How to complete this task:
Match the string "true" against each line below, and copy every line that matches.

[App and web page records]
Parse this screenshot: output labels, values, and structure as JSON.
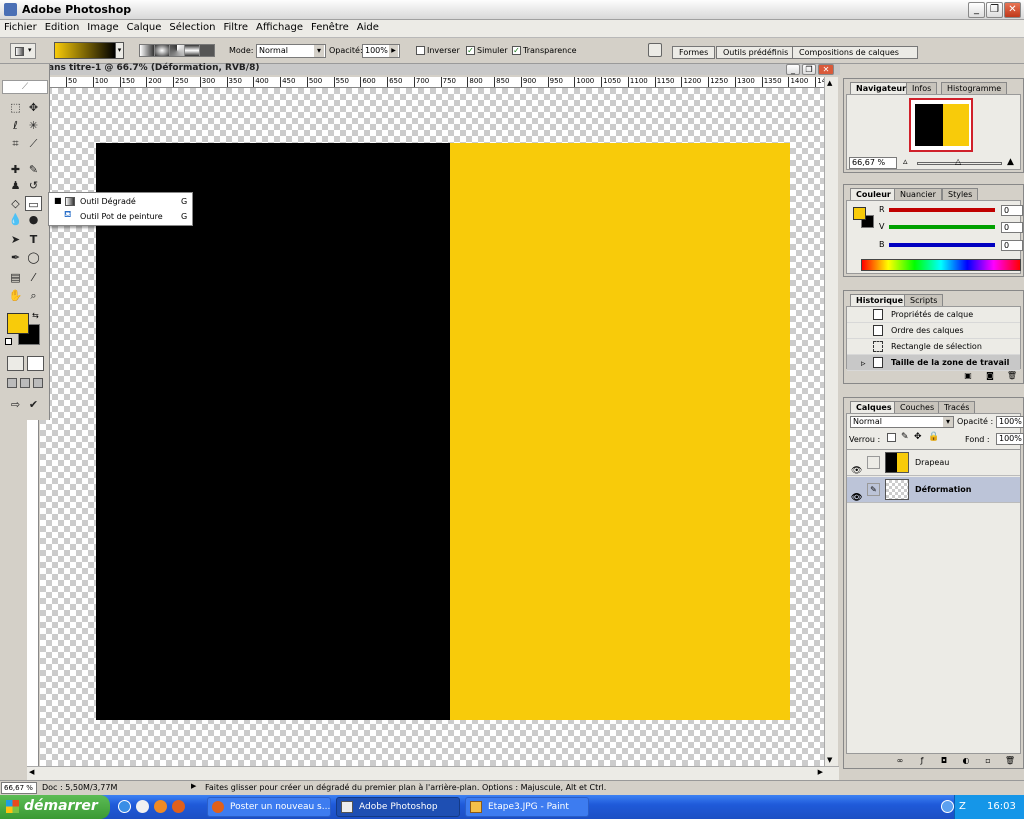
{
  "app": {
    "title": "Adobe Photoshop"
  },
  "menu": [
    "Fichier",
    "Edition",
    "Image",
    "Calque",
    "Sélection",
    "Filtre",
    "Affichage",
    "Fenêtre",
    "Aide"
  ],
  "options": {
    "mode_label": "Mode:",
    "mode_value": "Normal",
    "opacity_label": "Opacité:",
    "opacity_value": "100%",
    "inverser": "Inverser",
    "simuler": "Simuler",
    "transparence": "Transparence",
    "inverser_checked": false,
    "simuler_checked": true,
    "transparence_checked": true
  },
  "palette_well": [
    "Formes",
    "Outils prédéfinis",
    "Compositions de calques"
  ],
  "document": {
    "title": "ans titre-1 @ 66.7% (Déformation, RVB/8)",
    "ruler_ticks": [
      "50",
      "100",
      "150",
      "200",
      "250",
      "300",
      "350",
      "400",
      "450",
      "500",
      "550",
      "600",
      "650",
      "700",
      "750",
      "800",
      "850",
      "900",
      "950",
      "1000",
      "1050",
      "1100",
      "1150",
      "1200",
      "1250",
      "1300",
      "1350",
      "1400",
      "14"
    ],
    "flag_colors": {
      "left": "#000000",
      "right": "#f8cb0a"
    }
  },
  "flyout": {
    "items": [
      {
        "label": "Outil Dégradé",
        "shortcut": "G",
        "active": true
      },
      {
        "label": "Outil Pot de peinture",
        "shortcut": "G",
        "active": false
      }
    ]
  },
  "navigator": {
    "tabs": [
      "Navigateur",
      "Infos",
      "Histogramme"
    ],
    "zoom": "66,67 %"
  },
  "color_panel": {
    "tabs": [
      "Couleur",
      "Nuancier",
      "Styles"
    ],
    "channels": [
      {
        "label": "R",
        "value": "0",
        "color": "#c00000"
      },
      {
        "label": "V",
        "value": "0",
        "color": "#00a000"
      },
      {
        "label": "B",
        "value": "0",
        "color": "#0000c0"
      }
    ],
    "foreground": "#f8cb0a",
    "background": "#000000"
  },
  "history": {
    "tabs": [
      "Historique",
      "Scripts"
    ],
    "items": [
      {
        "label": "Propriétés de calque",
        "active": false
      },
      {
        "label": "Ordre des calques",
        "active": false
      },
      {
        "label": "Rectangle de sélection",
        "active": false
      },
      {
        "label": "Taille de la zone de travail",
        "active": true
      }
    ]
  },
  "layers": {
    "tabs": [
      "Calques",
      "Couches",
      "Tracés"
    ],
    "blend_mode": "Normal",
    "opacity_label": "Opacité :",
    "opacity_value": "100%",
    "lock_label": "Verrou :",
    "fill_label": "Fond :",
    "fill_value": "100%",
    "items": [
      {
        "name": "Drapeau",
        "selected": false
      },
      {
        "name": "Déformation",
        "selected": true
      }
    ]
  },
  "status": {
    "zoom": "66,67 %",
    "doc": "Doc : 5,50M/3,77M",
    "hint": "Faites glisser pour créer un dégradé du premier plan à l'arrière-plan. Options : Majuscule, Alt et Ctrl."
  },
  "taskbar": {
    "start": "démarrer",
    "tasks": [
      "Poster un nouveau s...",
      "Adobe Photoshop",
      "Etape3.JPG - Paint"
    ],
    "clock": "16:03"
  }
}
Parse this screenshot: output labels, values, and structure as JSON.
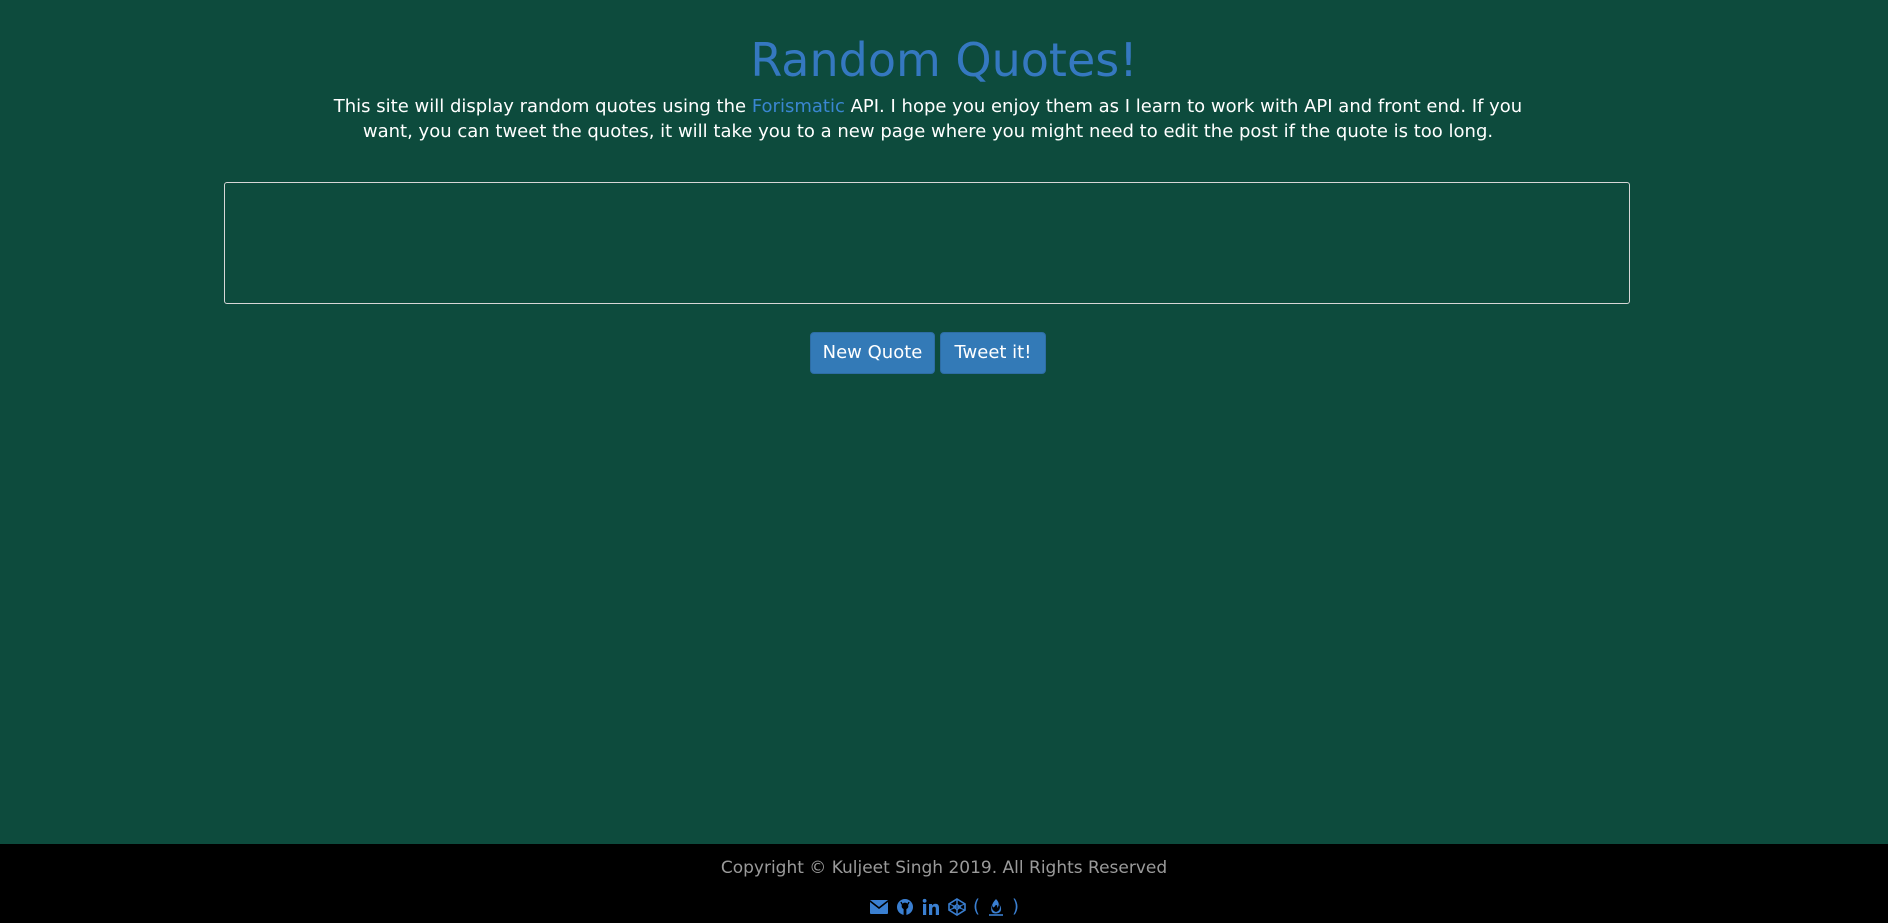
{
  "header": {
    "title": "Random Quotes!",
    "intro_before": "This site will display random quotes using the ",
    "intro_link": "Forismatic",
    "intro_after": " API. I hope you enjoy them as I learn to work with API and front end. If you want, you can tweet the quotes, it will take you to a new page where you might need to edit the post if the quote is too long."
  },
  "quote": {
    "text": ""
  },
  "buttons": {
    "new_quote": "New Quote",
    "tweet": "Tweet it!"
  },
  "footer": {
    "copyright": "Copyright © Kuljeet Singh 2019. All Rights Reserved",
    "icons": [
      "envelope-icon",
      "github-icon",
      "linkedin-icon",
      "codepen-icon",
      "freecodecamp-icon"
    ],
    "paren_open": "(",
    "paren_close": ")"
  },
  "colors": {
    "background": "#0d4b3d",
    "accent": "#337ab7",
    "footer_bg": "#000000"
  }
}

Reply to the task:
    "simuler_checked": true,
    "transparence_checked": true
        "active": true
        "active": true
        "selected": true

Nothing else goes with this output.